The "reasonably competent" standard is no more than shorthand for the standard imposed by the Code of Professional Responsibility, especially Canons 6 and 7 and the Disciplinary Rules thereunder (Rule No. 501, 220 Kan. cix et seq.). It also, we suppose, establishes a standard for malpractice, since lawyers, like other professionals, are required to have and exercise the learning and skill ordinarily possessed by members of their profession in the community. Cf. Juhnke v. Hess, 211 Kan. 438, 506 P.2d 1142 (1973). Lawyers, like other professionals, do not guarantee success but only that their conduct will conform to prevailing standards of competence. We cannot believe our Supreme Court would ever find counsel "effective" in a constitutional sense where his malpractice (through incompetence or lack of zealousness) has been the cause of his client's conviction or otherwise worked to the client's substantial detriment. We have found no case which could be so construed.

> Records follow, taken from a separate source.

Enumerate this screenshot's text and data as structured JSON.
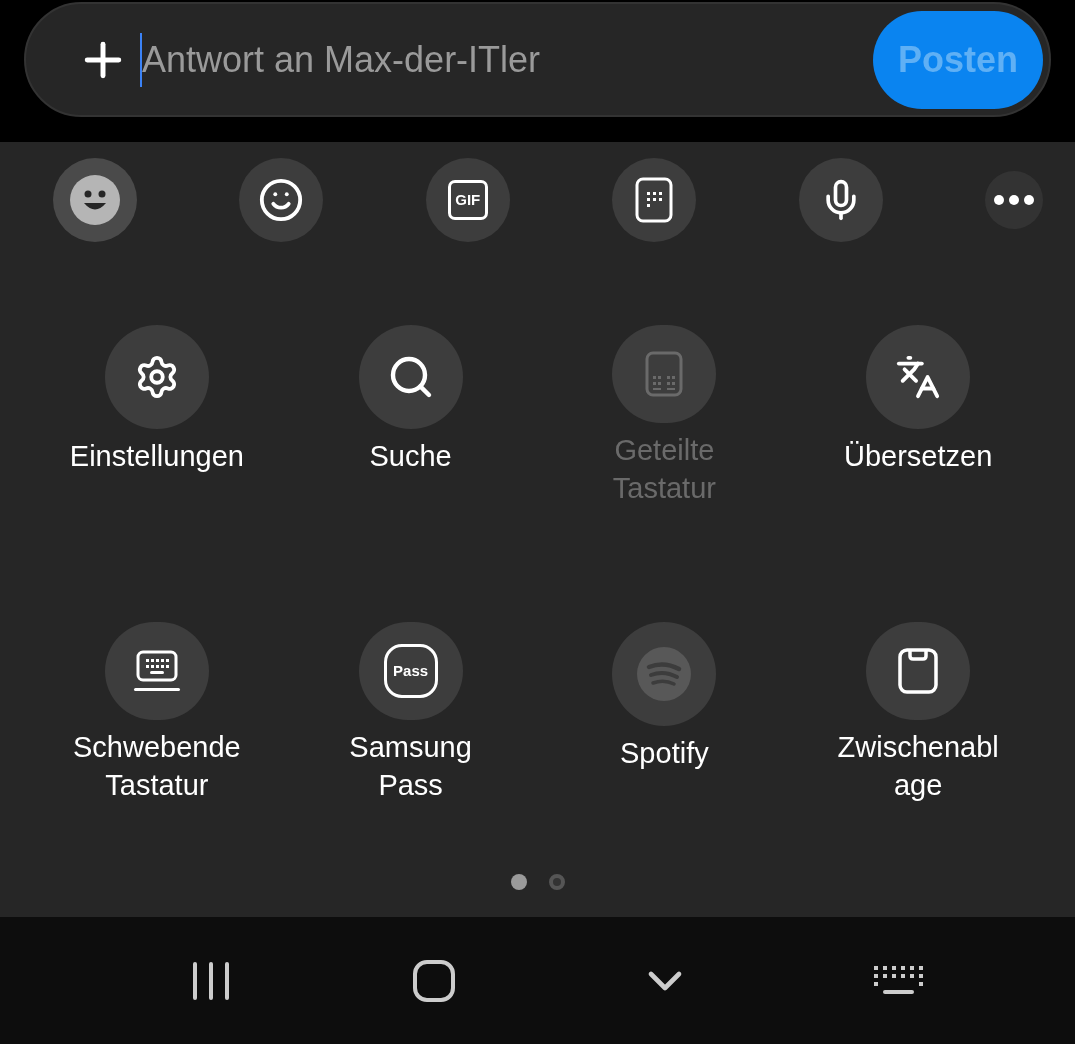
{
  "reply_field": {
    "placeholder": "Antwort an Max-der-ITler"
  },
  "post_button": {
    "label": "Posten",
    "disabled": true
  },
  "toolbar": [
    {
      "kind": "sticker",
      "selected": true
    },
    {
      "kind": "emoji",
      "selected": false
    },
    {
      "kind": "gif",
      "label": "GIF",
      "selected": false
    },
    {
      "kind": "keypad",
      "selected": false
    },
    {
      "kind": "voice",
      "selected": false
    },
    {
      "kind": "more",
      "selected": false
    }
  ],
  "tools": [
    {
      "kind": "settings",
      "lines": [
        "Einstellungen"
      ],
      "disabled": false
    },
    {
      "kind": "search",
      "lines": [
        "Suche"
      ],
      "disabled": false
    },
    {
      "kind": "split",
      "lines": [
        "Geteilte",
        "Tastatur"
      ],
      "disabled": true
    },
    {
      "kind": "translate",
      "lines": [
        "Übersetzen"
      ],
      "disabled": false
    },
    {
      "kind": "floating",
      "lines": [
        "Schwebende",
        "Tastatur"
      ],
      "disabled": false
    },
    {
      "kind": "pass",
      "badge": "Pass",
      "lines": [
        "Samsung",
        "Pass"
      ],
      "disabled": false
    },
    {
      "kind": "spotify",
      "lines": [
        "Spotify"
      ],
      "disabled": false
    },
    {
      "kind": "clipboard",
      "lines": [
        "Zwischenabl",
        "age"
      ],
      "disabled": false
    }
  ],
  "pages": [
    {
      "selected": true
    },
    {
      "selected": false
    }
  ]
}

We therefore agree with the trial court that DeCoster and *489 similar cases relied on by petitioner do not represent any change in the law since petitioner's first 1507 proceeding, not because Kansas has not yet adopted a "reasonably competent" standard for measuring counsel's performance but because that standard has been adopted and was applied in evaluating her counsel's performance in the first Schoonover case.

3. In her last point, petitioner alleges there were "unusual circumstances" which entitled her to relitigate the question of trial counsel's competence. Her contention is that her retained counsel in the first 1507 proceeding did not fully develop all the shortcomings of her trial counsel.

At the limited evidentiary hearing below the evidence was directed to this contention. Both of petitioner's retained attorneys in the prior proceeding testified. They confirmed what appeared of record as to that proceeding, i.e., that the trial court had admonished them in open court, with petitioner present, that all grounds for collateral attack should be presented so as to avoid piecemeal litigation. They further testified that they presented every issue and argument they were aware of and had considered every suggestion made to them by petitioner. An examination of the Supreme Court opinion in that case reveals that five separate grounds of alleged inadequacy were considered and rejected, in addition to the question of the contingent fee contract.

The trial court's chief concern in this proceeding, and the reason it granted the evidentiary hearing it did, was an allegation by petitioner that one of her attorneys in the first proceeding was subjected to harassment and intimidation which prevented him from doing an adequate job. His testimony was that he was not intimidated and his performance was not affected, and the trial court so found.

There was also an allegation that counsel in the first 1507 proceeding failed to interview a number of witnesses who, she says, should have been called at her murder trial. Those witnesses are listed, along with the substance of their claimed knowledge of the case, in an exhibit (No. 4) introduced in this case. The trial court found that none of the "missing" testimony afforded any grounds for a collateral attack or a new trial. Our examination of it reveals that it had marginal relevance at best, and as a matter of trial strategy could well have been withheld by the most able of trial counsel.

*490 In short, we agree with the trial court that petitioner had a full and fair opportunity in the first 1507 proceeding to present all her contentions concerning trial counsel's performance, and she did so. There were no unusual circumstances requiring a new evidentiary hearing on that issue.

The trial court properly dismissed this second 1507 petition as an abuse of the remedy and its judgment is affirmed.